In Greek mythology, Sisyphus was a king punished in Tartarus by being cursed to roll a huge boulder up a hill, only to watch it roll back down, and to repeat this throughout eternity. The word sisyphean means, according to the American Heritage Dictionary, “endless and unavailing, as labor or a task.” Sometimes we work so hard at writing our books, rolling them up the hill to be noticed by an agent or editor, excited to share our boulder with the world, only to have the thing roll back down as we watch in dismay—or, worse yet, as we get crushed underneath as it careens down the hill.

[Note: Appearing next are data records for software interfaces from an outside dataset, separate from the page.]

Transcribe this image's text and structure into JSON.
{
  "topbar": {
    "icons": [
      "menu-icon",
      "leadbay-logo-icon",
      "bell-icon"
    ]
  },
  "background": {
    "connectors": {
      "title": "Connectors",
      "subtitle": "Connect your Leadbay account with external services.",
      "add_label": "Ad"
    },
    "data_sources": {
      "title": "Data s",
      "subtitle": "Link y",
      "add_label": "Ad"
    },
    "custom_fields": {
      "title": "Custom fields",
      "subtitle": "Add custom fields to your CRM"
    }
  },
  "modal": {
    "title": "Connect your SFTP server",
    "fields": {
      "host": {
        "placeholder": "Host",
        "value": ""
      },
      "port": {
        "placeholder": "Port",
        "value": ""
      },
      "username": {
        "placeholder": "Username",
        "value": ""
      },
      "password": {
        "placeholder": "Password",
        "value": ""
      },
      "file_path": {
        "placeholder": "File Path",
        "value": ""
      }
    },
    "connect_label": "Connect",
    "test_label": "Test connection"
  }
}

I’ve met a few writers who have had an easy course. Within months of writing their first book, contracts were in the mail. Without much effort, their books catapulted to best-seller status, and within a few years, their list of published credits matched the length of my daily to-do list. For we writers who have struggled the long haul to that golden ring, we fight feelings of unworthiness and envy. Perhaps we finally get our books published and chance upon a scathing review, or sales are disappointing. We finally got that boulder up on top of the hill for everyone to see, and then—more discouragement.

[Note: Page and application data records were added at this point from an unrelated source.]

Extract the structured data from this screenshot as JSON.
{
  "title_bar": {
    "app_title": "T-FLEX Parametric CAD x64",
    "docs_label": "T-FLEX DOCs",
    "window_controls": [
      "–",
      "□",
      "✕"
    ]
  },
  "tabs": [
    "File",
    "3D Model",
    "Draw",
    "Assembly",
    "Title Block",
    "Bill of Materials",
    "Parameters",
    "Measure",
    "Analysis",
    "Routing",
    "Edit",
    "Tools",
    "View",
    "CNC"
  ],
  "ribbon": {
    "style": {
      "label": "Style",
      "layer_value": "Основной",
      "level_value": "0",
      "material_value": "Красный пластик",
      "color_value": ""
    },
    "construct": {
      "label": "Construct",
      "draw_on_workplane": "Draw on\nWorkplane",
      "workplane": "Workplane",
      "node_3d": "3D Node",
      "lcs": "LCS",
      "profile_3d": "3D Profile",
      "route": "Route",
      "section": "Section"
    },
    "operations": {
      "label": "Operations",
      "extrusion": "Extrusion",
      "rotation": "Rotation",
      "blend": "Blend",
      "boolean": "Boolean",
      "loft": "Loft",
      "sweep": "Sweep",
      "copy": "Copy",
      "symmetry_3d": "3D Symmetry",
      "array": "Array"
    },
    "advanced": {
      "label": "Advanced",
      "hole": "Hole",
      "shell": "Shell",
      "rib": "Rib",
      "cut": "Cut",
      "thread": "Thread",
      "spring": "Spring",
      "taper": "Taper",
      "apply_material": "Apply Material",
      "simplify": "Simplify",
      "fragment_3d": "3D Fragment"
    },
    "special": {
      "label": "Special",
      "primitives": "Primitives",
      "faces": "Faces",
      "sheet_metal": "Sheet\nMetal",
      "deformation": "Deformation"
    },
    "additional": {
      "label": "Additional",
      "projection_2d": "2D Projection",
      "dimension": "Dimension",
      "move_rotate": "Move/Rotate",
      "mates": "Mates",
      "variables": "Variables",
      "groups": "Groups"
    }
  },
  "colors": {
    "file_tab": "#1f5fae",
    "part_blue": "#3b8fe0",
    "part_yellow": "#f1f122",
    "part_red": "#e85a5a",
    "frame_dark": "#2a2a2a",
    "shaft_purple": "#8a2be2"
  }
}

As someone who had to wait over twenty years for that first publishing contract, I consider myself an expert in discouragement. The flipside of that coin is persistence. Persistence either leads to determination or giving up. But the blessing of discouragement is closely tied to the writing craft. For, if my determination is continually renewed, my calling reaffirmed with each disappointment and rejection, along with it comes the drive to excel and improve my craft. I have found that my passion to reach out with my words grows more urgent with each year passing, and that translates in my writing as honesty, fervor, urgency, and compassion. I am forced to reflect on what I am writing and why. On how I am writing and to whom—and to what end. Perhaps, because of my personality and background, and my passion to reach and change hearts, God has seen fit to give me a season of discouragement as a way to mature and ripen my sensitivities and insights into human nature. I have no doubt that discouragement has played a huge factor in my growing as a writer—not just personally, but in my craft.

May we all look at the boulder-rolling experience in a positive light—we gain strength from the effort, get a glimpse of what’s on top of the hill, and learn to sidestep the discouragement as it comes barreling at us. Eventually, after so many times of crashing down the hill, the boulder will wear down to a manageable size—perhaps one day ending up a pebble we can carry in our pocket as we take in the glorious view from the heights.